Abercrombie has to be one of the darkest, snarkiest, and all around badass writers that I've read in a long time. Where else would you have a trilogy that has a main character who is horribly crippled by enemy torturers, only to be appointed the chief inquisition officer and torturer of the kingdom....and given and office on the umpteenth floor of a tower despite the fact that he can barely walk? Yeah, pure win :smallbiggrin:
I read the Blade Itself, or whatever the first book of Abercrombie's trilogy is, and found myself unimpressed. There were some good moments, but after finishing the entire thing I still didn't know what the actual plot was, and hadn't found the character development particularly compelling. Based on that I didn't read the other books in the series. The action scenes were good though.
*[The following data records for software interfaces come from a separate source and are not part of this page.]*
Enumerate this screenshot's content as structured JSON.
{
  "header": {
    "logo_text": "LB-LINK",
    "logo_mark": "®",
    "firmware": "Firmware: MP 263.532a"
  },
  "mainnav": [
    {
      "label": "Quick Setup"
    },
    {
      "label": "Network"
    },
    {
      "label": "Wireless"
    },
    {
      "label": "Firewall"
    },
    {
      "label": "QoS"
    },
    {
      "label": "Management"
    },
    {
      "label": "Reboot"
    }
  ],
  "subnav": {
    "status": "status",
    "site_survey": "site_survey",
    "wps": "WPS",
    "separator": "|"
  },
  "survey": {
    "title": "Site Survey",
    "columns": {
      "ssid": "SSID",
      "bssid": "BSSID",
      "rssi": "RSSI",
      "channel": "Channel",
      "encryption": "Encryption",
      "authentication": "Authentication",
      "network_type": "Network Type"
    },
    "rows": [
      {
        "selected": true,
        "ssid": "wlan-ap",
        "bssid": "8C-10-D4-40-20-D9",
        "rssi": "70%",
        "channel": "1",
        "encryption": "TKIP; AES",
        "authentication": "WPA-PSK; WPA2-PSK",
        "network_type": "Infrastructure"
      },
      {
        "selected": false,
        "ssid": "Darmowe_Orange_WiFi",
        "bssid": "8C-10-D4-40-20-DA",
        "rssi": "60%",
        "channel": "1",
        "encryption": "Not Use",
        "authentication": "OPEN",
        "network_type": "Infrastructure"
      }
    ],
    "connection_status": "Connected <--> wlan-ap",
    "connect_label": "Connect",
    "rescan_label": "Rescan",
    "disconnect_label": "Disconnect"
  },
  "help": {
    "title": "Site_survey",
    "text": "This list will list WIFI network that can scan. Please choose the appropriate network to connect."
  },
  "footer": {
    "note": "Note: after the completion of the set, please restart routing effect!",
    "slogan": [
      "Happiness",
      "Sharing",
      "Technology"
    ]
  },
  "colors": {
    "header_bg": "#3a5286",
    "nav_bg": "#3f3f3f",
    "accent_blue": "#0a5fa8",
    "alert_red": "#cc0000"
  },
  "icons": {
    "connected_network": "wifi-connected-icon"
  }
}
Also, avoid the Sword of Truth. The first book is actually good, the second decent, the third through fourth or maybe fifth OK to below average, and everything after that a waste of paper and an insult to anybody with two ethical brain cells to rub together.

Asheram
2012-03-06, 04:19 PM
Just emagine if this world succeded in being published as an rpg like it was origionaly intended.


It would be glorious! Though the magic system would be somewhat of a pain...

Agent 451
2012-03-06, 08:57 PM
It would be glorious! Though the magic system would be somewhat of a pain...

And people think there are balance issues with 3.5 ed magic... :smalltongue:

Jade Dragon
2012-03-06, 10:02 PM
I love Percy Jackson and the Olympians, and The Heroes of Olympus is worth it if you can get over Jason's characterization.

There's also a promising new series called Ashtown Burials. Currently out is book 1, The Dragon's Tooth. There's an order of explorers who imprison ancient powers and explore the world. To join, you have to swear this oath.
Please declare aloud: I hereby undertake to tread the world, to garden the wild, and to saddle the seas, as did my brother Brendan. I will not turn away from shades in fear, nor avert my eyes from light. I shall do as my Keeper requires, and keep no secret from a Sage. May the stars guide me and my strength preserve me. And I will not smoke in the library.

Asheram
2012-03-07, 02:54 PM
And people think there are balance issues with 3.5 ed magic... :smalltongue:

Now I'm really curious about the races. What LA would an Tiste Andii, Jaghut... or Beru fend, a Thelomen Toblakai have?